Part II Reading Comprehension (35 minutes)
Directions There are 4 reading passages in this part. Each passage is followed by some questions or unfinished statements. For each of them there are four choices marked A., B., C. and D. You should decide on the best choice and mark the corresponding letter on the Answer Sheet with a single line through the center.
Questions 21 to 25 are based on the following passage
How often do you sit still and do absolutely nothing The usual answer these days is never, or hardly ever. As the pace of life continues to increase, we are fast losing the art of relaxation. Once you are in the habit of rushing through life, being on the go from morning till night, it is hard to slow down and unwind. But relaxation is essential for a healthy mind and body.
Stress is a natural part of everyday life. There is no way to avoid it, since it takes many and varied forms―driving in traffic, problems with personal relationships are all different forms of stress. Stress, in fact, is not as bad as it is often reputed to be. A certain amount of stress is vital to provide motivation and give purpose to life. It is only when the stress gets out of control that it can lead to level performance and ill health.
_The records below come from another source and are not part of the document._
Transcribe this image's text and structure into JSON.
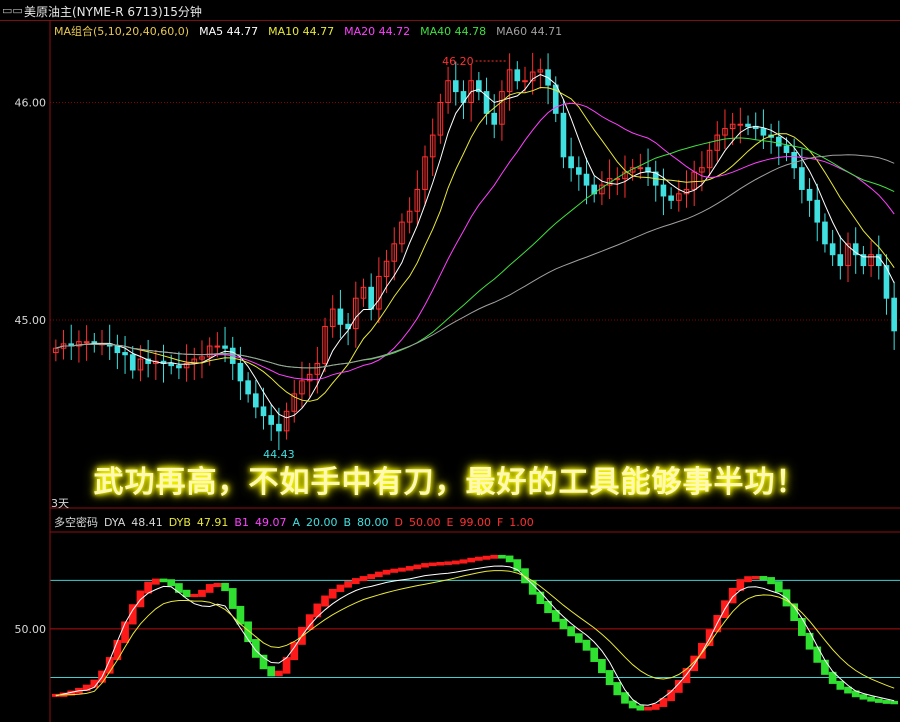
{
  "window": {
    "icon": "restore-icon",
    "title": "美原油主(NYME-R 6713)15分钟"
  },
  "ma_legend": [
    {
      "label": "MA组合(5,10,20,40,60,0)",
      "color": "#e8c850"
    },
    {
      "label": "MA5 44.77",
      "color": "#ffffff"
    },
    {
      "label": "MA10 44.77",
      "color": "#e8e83a"
    },
    {
      "label": "MA20 44.72",
      "color": "#ff40ff"
    },
    {
      "label": "MA40 44.78",
      "color": "#40e040"
    },
    {
      "label": "MA60 44.71",
      "color": "#a0a0a0"
    }
  ],
  "indicator_legend": [
    {
      "label": "多空密码",
      "color": "#d8d8d8"
    },
    {
      "label": "DYA",
      "color": "#d8d8d8"
    },
    {
      "label": "48.41",
      "color": "#d8d8d8"
    },
    {
      "label": "DYB",
      "color": "#e8e83a"
    },
    {
      "label": "47.91",
      "color": "#e8e83a"
    },
    {
      "label": "B1",
      "color": "#ff40ff"
    },
    {
      "label": "49.07",
      "color": "#ff40ff"
    },
    {
      "label": "A",
      "color": "#40e0e0"
    },
    {
      "label": "20.00",
      "color": "#40e0e0"
    },
    {
      "label": "B",
      "color": "#40e0e0"
    },
    {
      "label": "80.00",
      "color": "#40e0e0"
    },
    {
      "label": "D",
      "color": "#ff3030"
    },
    {
      "label": "50.00",
      "color": "#ff3030"
    },
    {
      "label": "E",
      "color": "#ff3030"
    },
    {
      "label": "99.00",
      "color": "#ff3030"
    },
    {
      "label": "F",
      "color": "#ff3030"
    },
    {
      "label": "1.00",
      "color": "#ff3030"
    }
  ],
  "banner": "武功再高，不如手中有刀，最好的工具能够事半功！",
  "period_label": "3天",
  "colors": {
    "up": "#ff3030",
    "down": "#40e0e0",
    "grid": "#8b0000",
    "axis": "#8b1010"
  },
  "chart_data": [
    {
      "type": "candlestick",
      "title": "美原油主(NYME-R 6713)15分钟",
      "y_ticks": [
        45.0,
        46.0
      ],
      "ylim": [
        44.31,
        46.37
      ],
      "annotations": [
        {
          "text": "46.20",
          "value": 46.2,
          "kind": "high"
        },
        {
          "text": "44.43",
          "value": 44.43,
          "kind": "low"
        }
      ],
      "grid": true,
      "close": [
        44.87,
        44.89,
        44.88,
        44.9,
        44.9,
        44.89,
        44.89,
        44.88,
        44.85,
        44.84,
        44.77,
        44.82,
        44.8,
        44.81,
        44.8,
        44.79,
        44.78,
        44.8,
        44.82,
        44.83,
        44.88,
        44.88,
        44.87,
        44.8,
        44.72,
        44.66,
        44.6,
        44.56,
        44.52,
        44.49,
        44.58,
        44.66,
        44.72,
        44.75,
        44.8,
        44.97,
        45.05,
        44.98,
        44.96,
        45.1,
        45.15,
        45.05,
        45.2,
        45.27,
        45.35,
        45.45,
        45.5,
        45.6,
        45.75,
        45.85,
        46.0,
        46.1,
        46.05,
        46.0,
        46.1,
        46.05,
        45.95,
        45.9,
        46.05,
        46.15,
        46.1,
        46.1,
        46.14,
        46.15,
        46.08,
        45.95,
        45.75,
        45.7,
        45.67,
        45.62,
        45.58,
        45.62,
        45.65,
        45.65,
        45.68,
        45.7,
        45.7,
        45.68,
        45.62,
        45.57,
        45.55,
        45.58,
        45.6,
        45.68,
        45.7,
        45.78,
        45.85,
        45.88,
        45.9,
        45.9,
        45.89,
        45.88,
        45.85,
        45.84,
        45.8,
        45.77,
        45.7,
        45.6,
        45.55,
        45.45,
        45.35,
        45.3,
        45.25,
        45.35,
        45.3,
        45.25,
        45.3,
        45.25,
        45.1,
        44.95
      ]
    },
    {
      "type": "line",
      "title": "多空密码",
      "y_ticks": [
        50.0
      ],
      "ylim": [
        -5,
        108
      ],
      "reference_lines": [
        {
          "name": "A",
          "value": 20
        },
        {
          "name": "B",
          "value": 80
        }
      ],
      "series": [
        {
          "name": "DYA",
          "values": [
            8.66,
            9.8,
            10.83,
            11.79,
            12.11,
            13.97,
            20.24,
            30.66,
            42.43,
            53.62,
            61.74,
            68.11,
            72.08,
            74.36,
            76.28,
            76.04,
            72.49,
            68.72,
            65.59,
            64.15,
            63.86,
            65.26,
            64.21,
            57.68,
            50.58,
            43.4,
            36.71,
            32.38,
            29.25,
            28.95,
            32.2,
            38.6,
            45.81,
            52.12,
            57.46,
            61.79,
            65.55,
            68.73,
            71.43,
            73.73,
            75.42,
            76.29,
            77.5,
            78.72,
            79.57,
            80.25,
            80.91,
            81.94,
            82.96,
            83.46,
            83.95,
            84.43,
            85.12,
            85.93,
            86.74,
            87.53,
            88.21,
            88.81,
            88.86,
            88.34,
            86.59,
            81.94,
            77.53,
            72.82,
            67.41,
            62.15,
            57.59,
            53.33,
            49.64,
            46.22,
            41.91,
            36.52,
            29.5,
            20.68,
            12.32,
            6.36,
            3.12,
            2.9,
            4.28,
            7.63,
            11.32,
            16.22,
            21.77,
            28.13,
            35.59,
            44.04,
            53.54,
            62.44,
            69.72,
            73.86,
            75.81,
            76.09,
            75.06,
            73.39,
            71.85,
            68.91,
            63.63,
            56.54,
            48.49,
            39.39,
            30.76,
            23.85,
            19.33,
            15.11,
            11.71,
            10.1,
            8.9,
            7.85,
            6.71,
            5.67
          ]
        },
        {
          "name": "DYB",
          "values": [
            9,
            9.28,
            9.45,
            9.7,
            10.19,
            11.51,
            16.52,
            23.52,
            30.84,
            38.91,
            46.75,
            53.13,
            58.12,
            62.46,
            65.55,
            66.92,
            67.56,
            67.57,
            67.16,
            67.2,
            66.49,
            64.59,
            62.05,
            57.77,
            53.01,
            49.04,
            45.19,
            41.39,
            38.99,
            38.56,
            39.91,
            42.22,
            45.4,
            48.98,
            52.43,
            55.77,
            58.79,
            61.44,
            63.89,
            66.15,
            68.15,
            69.68,
            71.08,
            72.41,
            73.59,
            74.72,
            75.79,
            76.75,
            77.62,
            78.52,
            79.49,
            80.47,
            81.6,
            82.72,
            83.81,
            84.8,
            85.59,
            86.01,
            86.01,
            85.63,
            84.45,
            82.46,
            79.68,
            76.28,
            72.5,
            68.57,
            64.68,
            60.99,
            57.51,
            54.07,
            50.61,
            46.76,
            42.45,
            37.55,
            32.57,
            27.92,
            24.12,
            21.36,
            19.59,
            19.08,
            19.81,
            21.86,
            25.18,
            29.62,
            35.09,
            41.39,
            48.17,
            54.74,
            60.66,
            65.39,
            68.66,
            70.43,
            71.01,
            70.78,
            69.66,
            67.54,
            64.34,
            60.04,
            54.85,
            49.01,
            43.01,
            37.3,
            32.23,
            27.86,
            24.32,
            21.5,
            19.15,
            17.08,
            15.17,
            13.43
          ]
        },
        {
          "name": "B1",
          "values": [
            8.98,
            9.77,
            11.03,
            12.66,
            14.68,
            17.74,
            23.33,
            31.68,
            42.26,
            53.69,
            64.33,
            72.79,
            78.27,
            80.16,
            79.76,
            77.34,
            73.24,
            70.58,
            70.7,
            73.22,
            76.79,
            77.48,
            74.29,
            63.28,
            53.68,
            42.8,
            33.12,
            26.05,
            21.64,
            23.3,
            31.68,
            41.12,
            50.31,
            58.12,
            64.76,
            69.69,
            73.76,
            76.44,
            78.65,
            80.46,
            81.71,
            82.92,
            84.44,
            85.58,
            86.29,
            86.91,
            87.88,
            88.84,
            89.73,
            90.08,
            90.42,
            90.77,
            91.3,
            92.02,
            93.01,
            93.66,
            94.27,
            94.76,
            94.38,
            92.09,
            86.51,
            79.11,
            72.07,
            66.32,
            60.71,
            55.32,
            50.74,
            46.39,
            42.36,
            37.51,
            30.53,
            23.65,
            16.26,
            9.99,
            4.81,
            1.87,
            0.54,
            0.98,
            2.74,
            6.37,
            11.46,
            17.5,
            24.92,
            32.58,
            40.4,
            48.87,
            57.67,
            66.72,
            74.42,
            79.81,
            81.62,
            81.74,
            81.09,
            78.56,
            73.52,
            64.83,
            55.81,
            46.61,
            38.18,
            30.04,
            22.58,
            16.97,
            13.37,
            11.08,
            8.76,
            7.29,
            6.06,
            5.27,
            4.66,
            4.41
          ]
        }
      ]
    }
  ]
}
The amount of stress a person can withstand depends very much on the individual. Some people thrive on stress, and such characters are obviously prime material for managerial responsibilities. Others crumple at the sight of unusual difficulties.
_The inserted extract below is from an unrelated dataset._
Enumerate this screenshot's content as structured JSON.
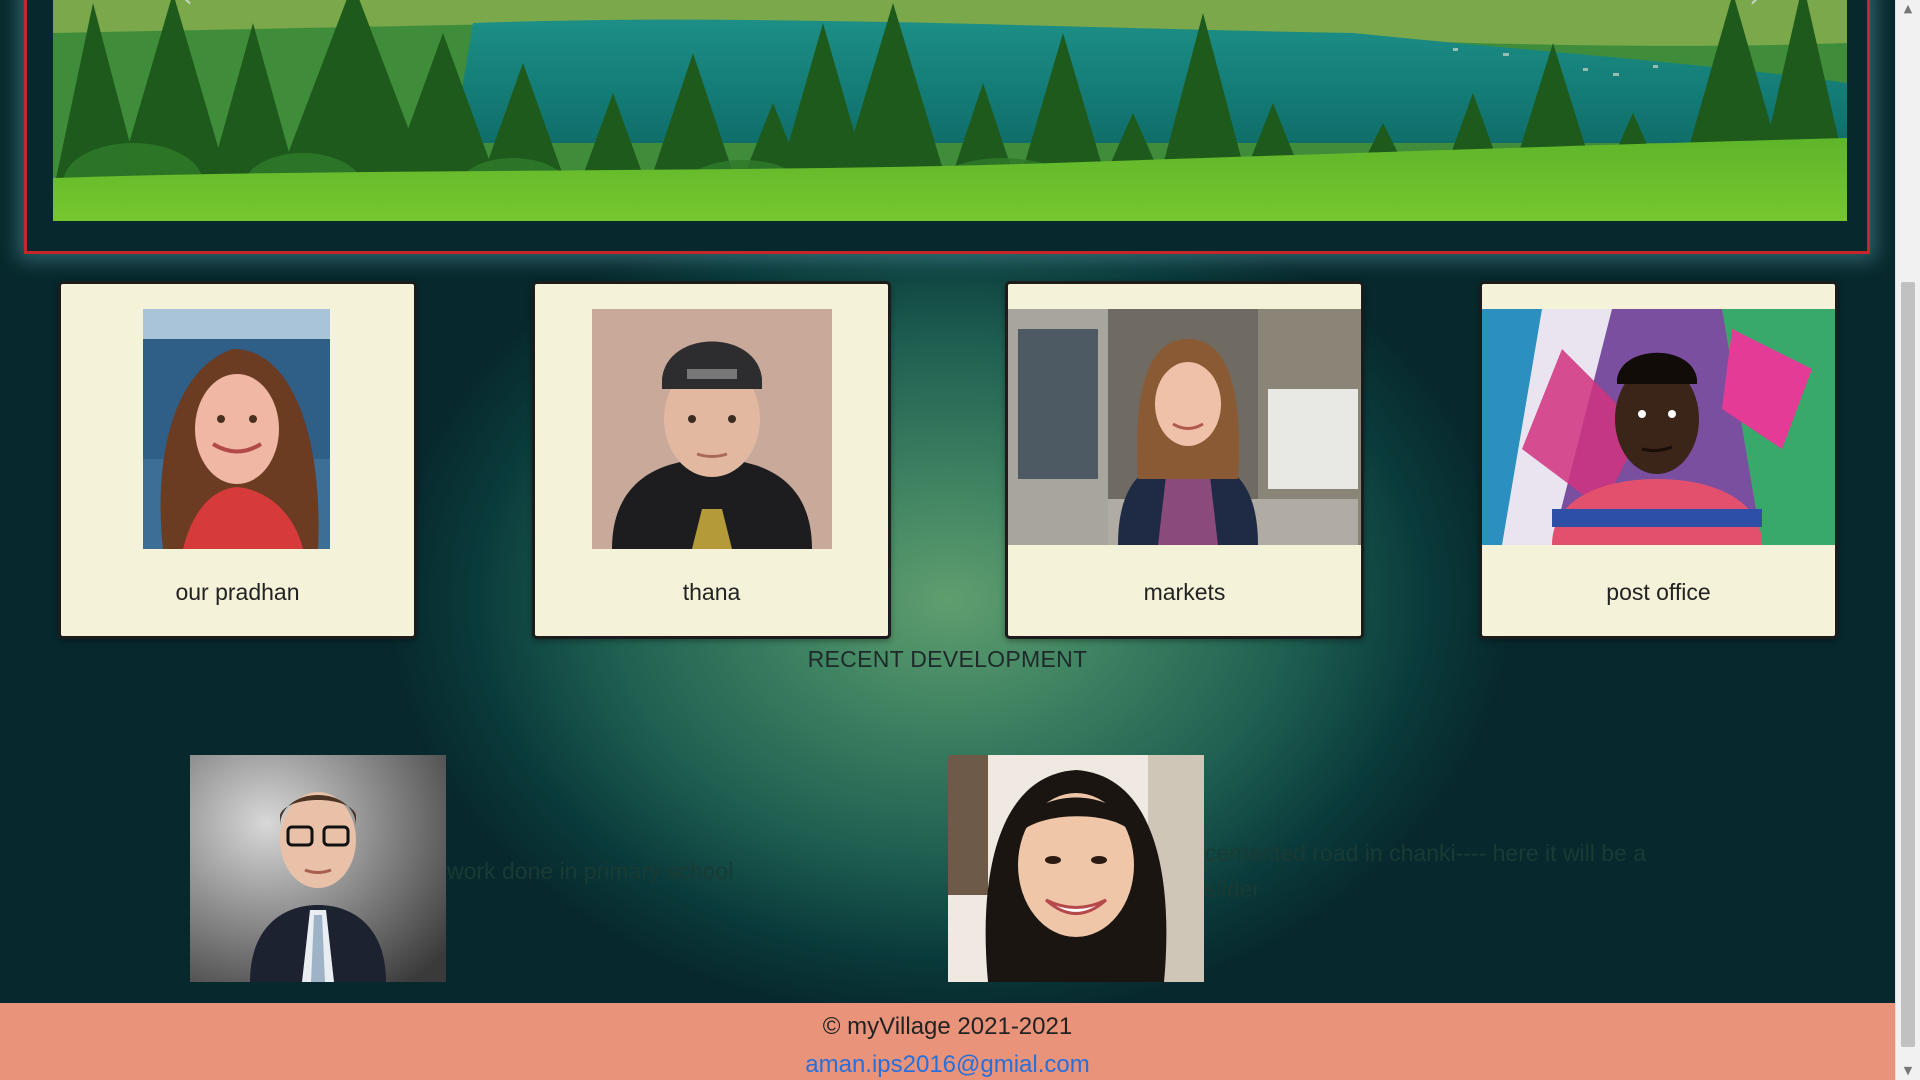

When exposed to stress, in whatever form, we react both chemically and physically. In fact we invoke the fight mechanism which in more primitive days made the difference between life or death. The crises we meet today are unlikely to be so extreme, but however minimal the stress, it involves the same response. All the energy is diverted to cope with the stress, with the result that other function, such as digestion, are neglected.
It is when such a reaction is prolonged, through continued exposure to stress, that health becomes endangered. Such serious conditions as high blood pressure, coronary heart disease all have established links with stress. The way stress affects a person also varies with the individual. Stress in some people produces stomach disorders, while others succumb to tension headaches. Since we cannot remove stress from our lives, we need to find ways to cope with it.
21. What is the main idea of the talk
A. Both relaxation and stress are necessary for people to live a healthy and fulfilling life.
B. People often suffer unpleasant effects of stress without knowing why.
C. People need stress to stimulate them in work.
D. Continued stress may be harmful to peoples health.
22. What does the word “thrive” in the third paragraph mean
A. succeedB. writheC. dependD. deal
23. The reason that many people find it hard to relax these days is that.
A. they are suffering from the effects of excessive stress
B. they are working harder than they used to
C. they are often too busy to find the time
D. they have no idea what relaxation means to them
24. The pronoun“ it” in the last but one paragraph refers to .
A. crisisB. stressC. reactionD. ill health
25. Which of the following would the author most probably disagree
A. It is very hard for a person rushing through life to slow down and relax.
B. Stress as well as relaxation is essential for a healthy mind and body.
C. Only the strong?willed people can cope with stress successfully.
D. Stress that is considered unmanageable for some may be a stimulant for other people.
Questions 26 to 30 are based on the following passage
Industry uses water for many different purposes. The uses are commonly divided into four categories cooling water, process water, boiler feedwater, and sanitary and service water. Cooling water is water used only for cooling without coming into contact with the product of material being processed. Process water is water that comes into contact with material being processed. Boiler feedwater is water converted to steam. Sanitary and service water is that supplied for the personal use of the employees, for cleaning plants and equipment, and for the operation of valves and other apparatus.
About 90 percent of the water withdrawn by industry is used for cooling. Fuel?electric power plants use more cooling water than all other kinds of plants combined. One might suppose that the greatest amount of water used in the fuel?electric power production is used for boiler feedwater, but such use is dwarfed by the water needed for cooling condensers. Cooling water is also used to condense many products of oil refineries and chemical plants and to protect industrial equipment from excessive heat.
Most manufacturing plants use process water at some point in the course of their operation. In some plants the material being processed is in contact with water at almost every step in its conversion to the finished product. Water also serves as a solvent for chemicals in many chemical processes; and the food industry uses large quantities of water for cleaning, cooking, and canning vegetables and meats.